This article is more than 1 year old
Chip shortages, sure, but it's a good time to be a silicon wafer maker
Party like it's 2007
Wafer builders have just enjoyed their best year since 2007, according to industry body SEMI.
This is, as you might well imagine, linked to demand for microchips in the COVID-19 pandemic for personal computers, backend servers, and more. A demand so high that it has outstripped supply.
"The robust year-over-year growth in silicon wafer area shipments and revenue reflects the heavy dependence of the modern economy on silicon wafers," said Neil Weaver, outgoing chairman of SEMI this week.
"Wafers are the engine of digital transformation and new technologies that are reshaping how we live and work."
For 2021, silicon wafer revenue grew 13 per cent to $12.6bn, according to SEMI, surpassing 2007's record-setting $12.1bn. Annual sales between 2011 and 2017 had bobbed between $9.9bn and $7.2bn, shot up to $11.4bn in 2018, drifted down to $11.2bn, then bounced up in 2021.
The amount of silicon the industry shipped grew 14 per cent from 12.4 billion square inches (80 billion cm2) in 2020 to 14.165 billion square inches (91.4 billion cm2) last year. 300mm, 200mm and 150mm wafer sizes proved particularly popular among buyers, we're told. SEMI's silicon wafer figures cover semiconductor components, and not solar energy parts, we note.
- New chip-stuff factories are like buses: You wafer ages then two come along at once
- Dear chip designers, if you're struggling to get components made, try 28nm. Supply set to overtake demand
- German regulators nix Taiwanese titan GlobalWafers' acquisition of Siltronic
- Intel R&D spending surges after years of neglect as Gelsinger pledges to make Chipzilla great again
While SEMI didn't give out data on production locations, it's an increasingly important factor in global geopolitics. Both America and Europe have declared an interest in spawning homegrown production of wafers and chip-making.

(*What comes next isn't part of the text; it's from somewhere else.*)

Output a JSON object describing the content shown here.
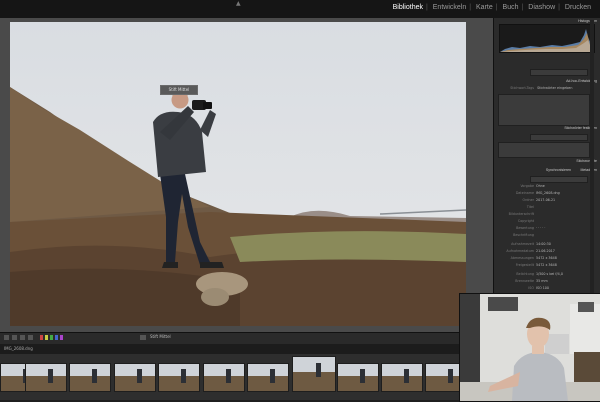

Earlier this week the EU pledged €11bn ($12.6bn) to kick-start domestic wafer and semiconductor manufacturing. By 2030 a total of €43bn ($49bn) of subsidies and tax breaks are also set to be up for grabs.

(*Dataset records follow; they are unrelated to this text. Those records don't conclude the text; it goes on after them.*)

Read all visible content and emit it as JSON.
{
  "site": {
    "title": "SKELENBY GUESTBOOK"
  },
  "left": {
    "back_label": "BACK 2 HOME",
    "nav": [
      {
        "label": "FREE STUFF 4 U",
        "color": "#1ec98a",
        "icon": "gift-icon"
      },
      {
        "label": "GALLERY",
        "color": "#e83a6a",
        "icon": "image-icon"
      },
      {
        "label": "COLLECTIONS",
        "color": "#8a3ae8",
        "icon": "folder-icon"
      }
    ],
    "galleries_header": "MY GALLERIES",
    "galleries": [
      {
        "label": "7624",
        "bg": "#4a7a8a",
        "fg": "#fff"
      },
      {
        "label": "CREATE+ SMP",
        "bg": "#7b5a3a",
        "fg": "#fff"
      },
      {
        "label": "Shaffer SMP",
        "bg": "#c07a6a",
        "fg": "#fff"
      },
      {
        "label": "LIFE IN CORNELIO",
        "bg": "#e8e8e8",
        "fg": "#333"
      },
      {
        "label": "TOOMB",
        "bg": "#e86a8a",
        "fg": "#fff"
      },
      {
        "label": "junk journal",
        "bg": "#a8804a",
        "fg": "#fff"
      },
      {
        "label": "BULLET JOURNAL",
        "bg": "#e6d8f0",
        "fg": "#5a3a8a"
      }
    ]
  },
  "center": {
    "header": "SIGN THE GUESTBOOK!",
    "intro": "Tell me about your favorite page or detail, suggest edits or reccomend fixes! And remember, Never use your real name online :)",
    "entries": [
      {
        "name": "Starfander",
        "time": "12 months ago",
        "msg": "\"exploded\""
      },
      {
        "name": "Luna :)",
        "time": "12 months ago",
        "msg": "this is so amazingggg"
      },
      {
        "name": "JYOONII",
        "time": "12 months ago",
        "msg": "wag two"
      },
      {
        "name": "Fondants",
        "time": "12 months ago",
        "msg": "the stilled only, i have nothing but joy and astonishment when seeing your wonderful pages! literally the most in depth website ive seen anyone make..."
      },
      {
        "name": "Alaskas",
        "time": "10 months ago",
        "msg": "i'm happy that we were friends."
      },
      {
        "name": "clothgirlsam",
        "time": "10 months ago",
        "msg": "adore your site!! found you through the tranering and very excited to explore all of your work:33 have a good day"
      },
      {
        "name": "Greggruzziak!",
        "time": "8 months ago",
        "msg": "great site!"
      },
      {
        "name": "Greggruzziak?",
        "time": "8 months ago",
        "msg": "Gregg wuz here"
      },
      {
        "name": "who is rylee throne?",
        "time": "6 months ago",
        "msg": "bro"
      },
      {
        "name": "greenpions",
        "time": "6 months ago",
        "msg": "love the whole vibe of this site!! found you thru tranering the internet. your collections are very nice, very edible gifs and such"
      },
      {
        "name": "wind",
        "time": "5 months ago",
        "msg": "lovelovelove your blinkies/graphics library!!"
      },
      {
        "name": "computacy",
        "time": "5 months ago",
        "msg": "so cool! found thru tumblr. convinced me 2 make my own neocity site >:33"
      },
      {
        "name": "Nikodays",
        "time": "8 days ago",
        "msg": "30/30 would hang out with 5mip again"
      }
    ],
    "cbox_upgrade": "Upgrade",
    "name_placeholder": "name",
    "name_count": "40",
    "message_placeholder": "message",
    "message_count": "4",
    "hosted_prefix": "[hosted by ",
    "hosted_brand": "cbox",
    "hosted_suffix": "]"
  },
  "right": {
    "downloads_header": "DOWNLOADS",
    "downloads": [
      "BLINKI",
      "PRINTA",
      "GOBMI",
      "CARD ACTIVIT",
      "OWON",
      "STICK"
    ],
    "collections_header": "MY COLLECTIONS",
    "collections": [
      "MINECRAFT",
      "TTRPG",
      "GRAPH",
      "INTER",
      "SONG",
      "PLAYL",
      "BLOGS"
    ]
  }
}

Asia isn't going to be left behind either. Earlier this month Global Wafers announced massive expansion plans for its wafer-producing facilities following the rejection of its takeover of German maker Siltronic. And Toshiba announced plans for a new factory in Japan that will more than double its wafer output.
In the long term, the world's demand for wafers is only going to go up – though the market ebbs and flows. With mounting evidence that the chip market is heading for some oversupply issues, wafer makers should enjoy the good times while they can. ®